EDITOR’S NOTE: Nancy Beckley served as an invited member of the Jimmo Implementation Counsel convened by the Center for Medicare Advocacy.
The therapy community, as well as those providing medically necessary skilled maintenance, now have a centralized online resource for information on the Jimmo v. Sebelius Settlement.
The Centers for Medicare & Medicaid Services (CMS) had signaled earlier this month that it was nearing the launch of the court-ordered web page, and by yesterday it was live and (https://www.cms.gov/Center/Special-Topic/Jimmo-Center.html) open for business.
CMS provided the opening message on the page:
“The Centers for Medicare & Medicaid Services (CMS) reminds the Medicare community of the Jimmo Settlement Agreement (January 2013), which clarified that the Medicare program covers skilled nursing care and skilled therapy services under Medicare’s skilled nursing facility, home health, and outpatient therapy benefits when a beneficiary needs skilled care in order to maintain function or to prevent slow decline or deterioration (provided all other coverage criteria are met).”
CMS further explains that the Jimmo agreement “may reflect a change in practice for those providers, adjudicators, and contractors who may have erroneously believed that the Medicare program covers nursing and therapy services under these benefits only when a beneficiary is expected to improve.” In the therapy community, this is widely known at the “improvement standard.”
The Original Case
The Center for Medicare Advocacy and Vermont Legal Aid, on behalf of multiple beneficiary plaintiffs and multiple national organization plaintiffs, filed suit against the Secretary of the U.S. Department of Health and Human Services in 2011, seeking declaratory and injunctive relief prohibiting the continued application of the improvement standard and review of the cases of class members and beneficiary plaintiffs. (No.11-cv (D.Vt.)
A proposed settlement agreement was filed with the court in 2012, and it included certification of a nationwide class, a revision of relevant portions of the Medicare Benefit Policy Manual, requirements for CMS to conduct a nationwide educational campaign, random samplings of Qualified Independent Contractor (QIC) decisions to determine if policy was followed, and court jurisdiction for up to two to three years following the educational campaign.
Back to Court
By the fall of 2013, CMS had submitted proposed manual changes to the plaintiffs, and on Dec. 9, 2013, the manual changes were published. Over the course of 2014, the plaintiffs continued to ask for further information to be posted to the CMS website, including much-needed responses to frequently asked questions. Additionally, the plaintiffs asked for further clarification in the Medicare Benefits Policy Manual.
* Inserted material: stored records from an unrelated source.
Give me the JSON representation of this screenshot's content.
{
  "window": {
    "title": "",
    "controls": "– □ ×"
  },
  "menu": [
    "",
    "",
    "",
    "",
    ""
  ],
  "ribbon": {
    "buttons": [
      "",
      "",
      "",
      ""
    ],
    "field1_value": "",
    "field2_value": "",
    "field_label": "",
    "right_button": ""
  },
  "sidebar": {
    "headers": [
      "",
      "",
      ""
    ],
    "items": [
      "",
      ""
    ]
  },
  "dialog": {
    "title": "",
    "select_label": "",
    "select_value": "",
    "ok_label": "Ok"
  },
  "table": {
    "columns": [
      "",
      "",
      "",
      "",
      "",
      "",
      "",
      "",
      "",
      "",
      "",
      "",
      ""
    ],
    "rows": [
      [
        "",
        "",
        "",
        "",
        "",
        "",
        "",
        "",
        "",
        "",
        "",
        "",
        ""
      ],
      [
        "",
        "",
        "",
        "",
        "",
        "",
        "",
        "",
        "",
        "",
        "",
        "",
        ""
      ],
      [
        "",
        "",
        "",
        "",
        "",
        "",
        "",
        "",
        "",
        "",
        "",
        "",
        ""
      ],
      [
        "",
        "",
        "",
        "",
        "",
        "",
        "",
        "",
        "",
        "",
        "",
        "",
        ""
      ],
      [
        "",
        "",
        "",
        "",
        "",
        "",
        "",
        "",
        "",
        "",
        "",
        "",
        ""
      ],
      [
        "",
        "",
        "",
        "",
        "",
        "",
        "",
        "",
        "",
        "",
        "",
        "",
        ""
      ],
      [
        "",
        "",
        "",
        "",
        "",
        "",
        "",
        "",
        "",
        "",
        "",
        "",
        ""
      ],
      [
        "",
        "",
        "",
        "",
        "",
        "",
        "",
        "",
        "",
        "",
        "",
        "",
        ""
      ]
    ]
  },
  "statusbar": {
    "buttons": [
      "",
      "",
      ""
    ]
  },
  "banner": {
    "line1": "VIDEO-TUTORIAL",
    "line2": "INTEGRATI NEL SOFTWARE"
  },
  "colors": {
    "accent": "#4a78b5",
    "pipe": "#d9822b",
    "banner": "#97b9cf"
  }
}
Therapy providers eager to provide medically necessary skilled therapy, including medically necessary skilled maintenance therapy, while elated over the decision, had two significant problems facing them:
- The Medicare appeals backlog, largely a function of the Recovery Audit Contractor (RAC) program, was dramatically peaking by 2014 – so any “testing” of adjudication of therapy claims, applying the mythical improvement standard, would likely not be heard until after the time of the court’s oversight. There simply wasn’t a chance for therapy providers to test the efficacy of the new program (well, not really new, but newly enforced), which left the Center for Medicare Advocacy appealing to therapy providers to provide cases that they could take to the court-mandated meetings with CMS during the period of the court’s oversight.
- Therapy providers, whether in home health, outpatient, or skilled nursing settings, were often reluctant to provide medically necessary skilled therapy due to the constraints of the therapy caps, and more importantly due to the CMS-mandated manual medical review of therapy claims over $3,700 (which, in the eyes of the therapy constituency groups, was inadequately handled by the RACs).
The plaintiffs were back in court (Jimmo v. Burwell) in 2016, wherein the judge ordered the federal government (CMS) to comply with the originally approved settlement that was approved in 2013. The order required CMS to remedy the inadequate educational campaign, a central element of the settlement agreement.
A Feb. 2, 2017 ruling started the process over again, with the judge ruling that a corrective action plan will include a new CMS webpage dedicated to Jimmo, a published corrective statement disavowing the improvement standard, a posting of frequently asked questions (FAQs), and new training for contractors making coverage decisions. In addition, and significantly, the court largely adopted the corrective statement drafted by plaintiffs and ordered the Secretary to conduct a new national call to explain the correct policy.
Now that the CMS dedicated Jimmo website is posted, a statement disavowing the improvement standard is prominent, and an updated FAQ document is posted, what is next? The contractors adjudicating claims must be trained, as well as another national call held – explaining, yet again, the correct policy.
There is still no improvement standard.
And yes, it’s official, yet again.